Adding Tecentriq to Chemo Regimen Improves Lung Cancer Outcomes
Not all patients with non-small cell lung cancer (NSCLC) respond to immunotherapy, so researchers are exploring the use of combination regimens, including immune checkpoint inhibitors and chemotherapy, to improve outcomes in these patients.
“One issue about immunotherapy is that a minority of patients respond to it – that is, only about 20 percent,” Paul A. Bunn Jr, M.D., distinguished professor in the Division of Medical Oncology and the James Dudley Chair in Lung Cancer Research at the University of Colorado in Denver, said in an interview with OncLive, a sister publication of CURE.
“Therefore, we were wondering: If you combined a single-agent checkpoint inhibitor with other immunotherapies, chemotherapies or antiangiogenic agents, would you have a higher response rate and better overall outcome?”
Results from the phase 3 IMpower150 trial are helping to answer that question.
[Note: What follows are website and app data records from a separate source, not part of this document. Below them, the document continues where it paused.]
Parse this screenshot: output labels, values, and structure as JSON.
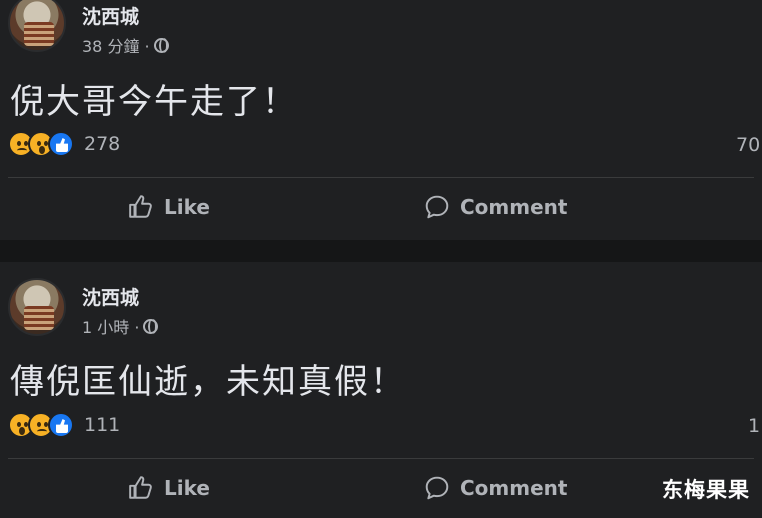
{
  "posts": [
    {
      "author": "沈西城",
      "time": "38 分鐘 ·",
      "text": "倪大哥今午走了！",
      "reaction_count": "278",
      "right_count": "70",
      "actions": {
        "like": "Like",
        "comment": "Comment"
      }
    },
    {
      "author": "沈西城",
      "time": "1 小時 ·",
      "text": "傳倪匡仙逝，未知真假！",
      "reaction_count": "111",
      "right_count": "1",
      "actions": {
        "like": "Like",
        "comment": "Comment"
      }
    }
  ],
  "watermark": "东梅果果",
  "colors": {
    "background": "#1f2022",
    "text": "#e4e6eb",
    "muted": "#b0b3b8",
    "like_blue": "#1877f2",
    "emoji_yellow": "#f7b125"
  },
  "icons": [
    "globe-icon",
    "sad-reaction-icon",
    "wow-reaction-icon",
    "like-reaction-icon",
    "thumbs-up-icon",
    "comment-icon"
  ]
}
The trial enrolled 1,202 patients with stage 4 nonsquamous NSCLC who were randomized to one of three arms: Tecentriq (atezolizumab) plus chemotherapy; Tecentriq in combination with Avastin (bevacizumab) plus chemotherapy; or Avastin plus carboplatin and paclitaxel.
Treatment with Tecentriq plus Avastin and chemotherapy (Arm B) delayed progression or death by 38 percent compared to Avastin and chemotherapy alone. Similarly, this arm experienced extended progression-free survival (8.3 months vs. 6.8 months, respectively).
After a minimum of 9.5 months of follow-up, the Tecentriq arm also experienced longer overall survival compared with Avastin and chemotherapy alone. (19.2 months vs. 14.4 months).
Although the trial met its primary endpoint, Bunn noted that cost may affect the regimen’s future use. “The major disadvantage is that this combination is a more expensive regimen. However, this combination is the first one to have a phase 3 trial done.”
Although other trials are evaluating Keytruda (pembrolizumab) in similar combinations to treat patients with NSCLC, this is the first trial to take a look at chemotherapy versus chemotherapy plus a checkpoint inhibitor.
While Keytruda typically targets PD-1 and PD-L1, for the IMpower trial, researchers compared the regimens for patients with T-effector gene expression signature. There were differences in results between patients who were T-effector high and T-effector low, though they were not statistically significant. “I also do not believe that anyone will decide whether to use chemotherapy plus Tecentriq or Keytruda based on a biomarker,” Bunn said.
Although a skeptic at first, Bunn believes more and more data will come out supporting the combination use of checkpoint inhibitors with chemotherapy, and after that, cross trials to compare single agents compared with these combination regimens.
“If you have PD-L1 expression greater than 50 percent, monotherapy alone does well. Again, cross trial comparisons are complicated. It is likely that in the next six months, all of these trials will report out,” he said. “…We are probably going to see an increase in first-line use of checkpoint inhibitors.”
Altogether, the future of these combinations looks promising, and how Tecentriq will be used is to be determined. “It is likely that in the future, there will be an increase in immunotherapy plus chemotherapy combinations in the first-line setting,” said Bunn. “Tecentriqis going to be used, but how often it is used still needs to be determined.”